AL FRENCH CLEARED
Sitting silently in the corner with a briefcase in his lap, Al French watched last week as the city of Spokane’s Ethics Committee cleared him of any wrongdoing for his role in last year’s battle over advertising on municipal bus benches.
In two separate complaints — which expanded on what The Inlander reported in July — French was accused of using his position to help a friend and business associate.
Beginning in the 1980s, French, an architect, has had a personal and business relationship with Thomas Hamilton, a local developer who owns an advertising company. Hamilton donated $6,800 in bus bench advertising to French’s unsuccessful campaign for council president in 2003. Earlier this year, French led the battle against Mayor Mary Verner’s attempts to enforce sign codes first passed in 2001, rules that would have kept advertising off all municipal bus benches.
At the time, Hamilton’s Sunset Outdoor Advertising maintained the city’s 236 bus benches, and made, according to a company official, about $85,000 a year selling ads for the benches. Currently, according to one complaint, French and Hamilton are working together on an “extensive mixed-use development” in Airway Heights.
However, the committee, after more than an hour of deliberation, found no evidence that French or Hamilton had benefited from French’s actions, and decided that French had nothing more than a “remote interest” in the dealings, therefore clearing him of any conflict-of-interest charges.
After the meeting, French expressed joy in being cleared, though said he wasn’t surprised. Going into an election year — he is challenging Spokane County Commissioner Bonnie Mager for her seat — French has a clean bill of health.
But during the meeting, at least one of the committee members talked about his discomfort with how the ethics laws are written. “I’m still stuck — or torn,” said Ron Large. “I agree [that we need to be] developing a clear policy around what constitutes a conflict of interest…. I mean, it almost sounds as if, by definition, there would never be one. That’s what I’m stuck on.” (NICHOLAS DESHAIS)
CASH FOR CLUNKER BIKES
Just when you thought the Cash for Clunkers program was over, it’s back. This time, for bikes. And only in Spokane.
Nonprofits Pedals2People and the Union Gospel Mission have teamed with downtown Spokane bike shop Two Wheel Transit for a program they’re calling Bike Cash for Clunkers. You bring your clunker bike to Two Wheel
Transit, the techs inspect it for safety and serviceability and then give you $25 to $100 toward the purchase price of a 2010 Trek or Gary Fisher bike at the store, or in stock at Trek Bicycles.
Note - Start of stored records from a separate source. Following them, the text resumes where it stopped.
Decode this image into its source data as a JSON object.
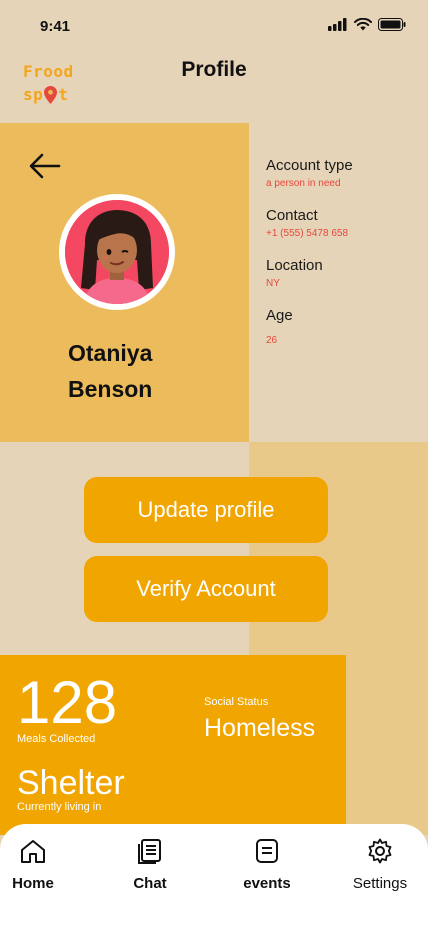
{
  "status": {
    "time": "9:41"
  },
  "header": {
    "logo_line1": "Frood",
    "logo_line2_a": "sp",
    "logo_line2_b": "t",
    "title": "Profile"
  },
  "profile": {
    "first_name": "Otaniya",
    "last_name": "Benson"
  },
  "info": [
    {
      "label": "Account type",
      "value": "a person in need"
    },
    {
      "label": "Contact",
      "value": "+1 (555) 5478 658"
    },
    {
      "label": "Location",
      "value": "NY"
    },
    {
      "label": "Age",
      "value": "26"
    }
  ],
  "buttons": {
    "update": "Update profile",
    "verify": "Verify Account"
  },
  "stats": {
    "meals_value": "128",
    "meals_label": "Meals Collected",
    "social_label": "Social Status",
    "social_value": "Homeless",
    "shelter_value": "Shelter",
    "shelter_label": "Currently living in"
  },
  "nav": [
    {
      "label": "Home",
      "icon": "home-icon"
    },
    {
      "label": "Chat",
      "icon": "document-icon"
    },
    {
      "label": "events",
      "icon": "events-icon"
    },
    {
      "label": "Settings",
      "icon": "gear-icon"
    }
  ],
  "colors": {
    "accent": "#f0a500",
    "card": "#ecbb5b",
    "background": "#e6d4b8",
    "value_red": "#e5483c"
  }
}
Of course, receiving even $100 towards a pricey Trek cycle (their entry-level bikes start around $700, while their top-of-the-line Madone can go above $8,000) isn’t quite the same as having the feds pay for a quarter of your new Toyota Corolla. But the bike program differs from the fi rst Cash for Clunkers in one very key respect. While Uncle Sam relegated your ’78 Chevy Malibu to the junk yard, the people at Two Wheel will rehab your ’84 Schwinn Le- Tour and give it someone who could really use it. All bikes will go either to the nonprofit bike advocacy group Pedals2People or the Union Gospel Mission.
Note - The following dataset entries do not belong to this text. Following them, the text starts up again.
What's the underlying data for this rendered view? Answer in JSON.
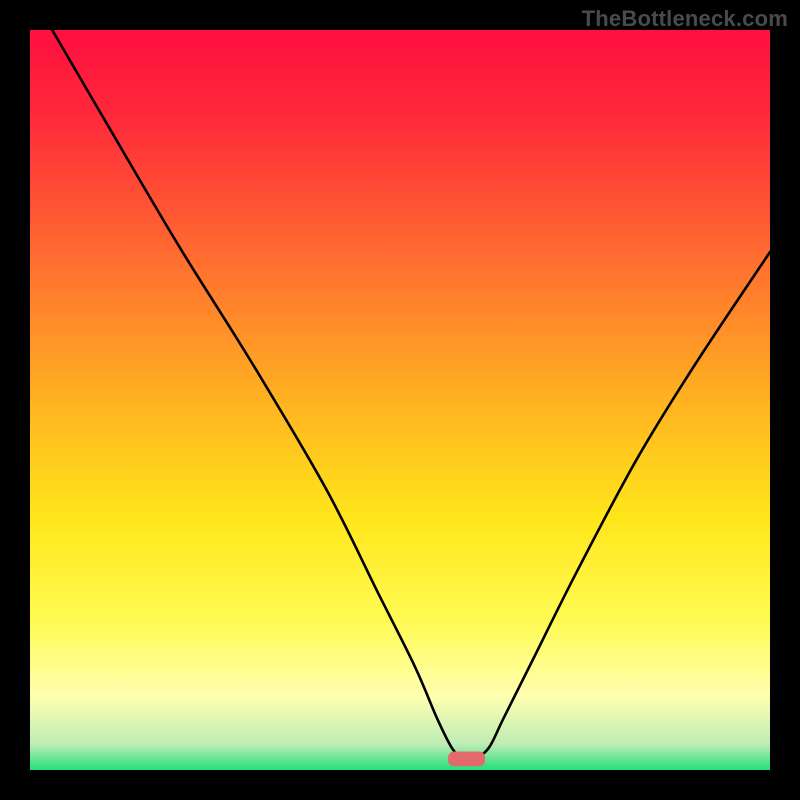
{
  "watermark": "TheBottleneck.com",
  "chart_data": {
    "type": "line",
    "title": "",
    "xlabel": "",
    "ylabel": "",
    "xlim": [
      0,
      100
    ],
    "ylim": [
      0,
      100
    ],
    "grid": false,
    "legend": false,
    "series": [
      {
        "name": "bottleneck-curve",
        "x": [
          3,
          10,
          20,
          30,
          40,
          47,
          52,
          55,
          57,
          58.5,
          60,
          62,
          64,
          68,
          74,
          82,
          90,
          100
        ],
        "y": [
          100,
          88,
          71,
          55,
          38,
          24,
          14,
          7,
          3,
          1.5,
          1.5,
          3,
          7,
          15,
          27,
          42,
          55,
          70
        ]
      }
    ],
    "background_gradient": {
      "stops": [
        {
          "pos": 0.0,
          "color": "#ff0f3f"
        },
        {
          "pos": 0.12,
          "color": "#ff2a3a"
        },
        {
          "pos": 0.3,
          "color": "#ff6a30"
        },
        {
          "pos": 0.5,
          "color": "#ffb221"
        },
        {
          "pos": 0.66,
          "color": "#ffe61a"
        },
        {
          "pos": 0.8,
          "color": "#fffb55"
        },
        {
          "pos": 0.9,
          "color": "#ffffb0"
        },
        {
          "pos": 0.965,
          "color": "#bfecb5"
        },
        {
          "pos": 1.0,
          "color": "#22e07a"
        }
      ]
    },
    "marker": {
      "x": 59,
      "y": 1.5,
      "width": 5,
      "height": 2,
      "color": "#e26a6a",
      "shape": "rounded-rect"
    }
  }
}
“When you don’t have a car and need to travel several miles, a bicycle is golden,” says Dave Wall, development director of Union Gospel Missions. (JOEL SMITH)
DE-FRIENDING JOHNNY LAW
About a month ago, Brad Robertson was nailed with a $100 ticket for doing a “California rolling stop” through a stop sign. His frustration boiled over into his creation of the Facebook page I Hate Sandpoint Cops.
“I thought I’d get a warning,” the 18-year-old high school senior says. His experience with what he believes to be overzealous enforcement led him to reflect.
“In Sandpoint, there’s really nothing to do. The cops have nothing to do and they get bored and start abusing their power,” Robertson says.
Despite a split verdict from his parents and his boss, he put the page up on a Sunday in mid-December, and it’s gaining about 20 friends a week — along with rumors “that it’s being investigated by the D.A.,” Robertson says.
“We’re not out to harass the youth,” says Police Chief Mark Lockwood, who says he’s heard nothing about the site being investigated. The chief says he likes the percentages of 87 FB friends of I Hate Sandpoint Cops out of more than 1,200 high school students in the city.
The posts are liberally sprinkled with F-bombs about the injustice of being hassled when there are meth users or violent crimes more suitable for police attention.
It’s just the newest wrinkle for people venting about police, Lockwood says.
“Right now, social networking sites are where people express this stuff, vent and get their angst out. We hope they outgrow it and hope they look back and go, ‘What was I thinking?’” (KEVIN TAYLOR)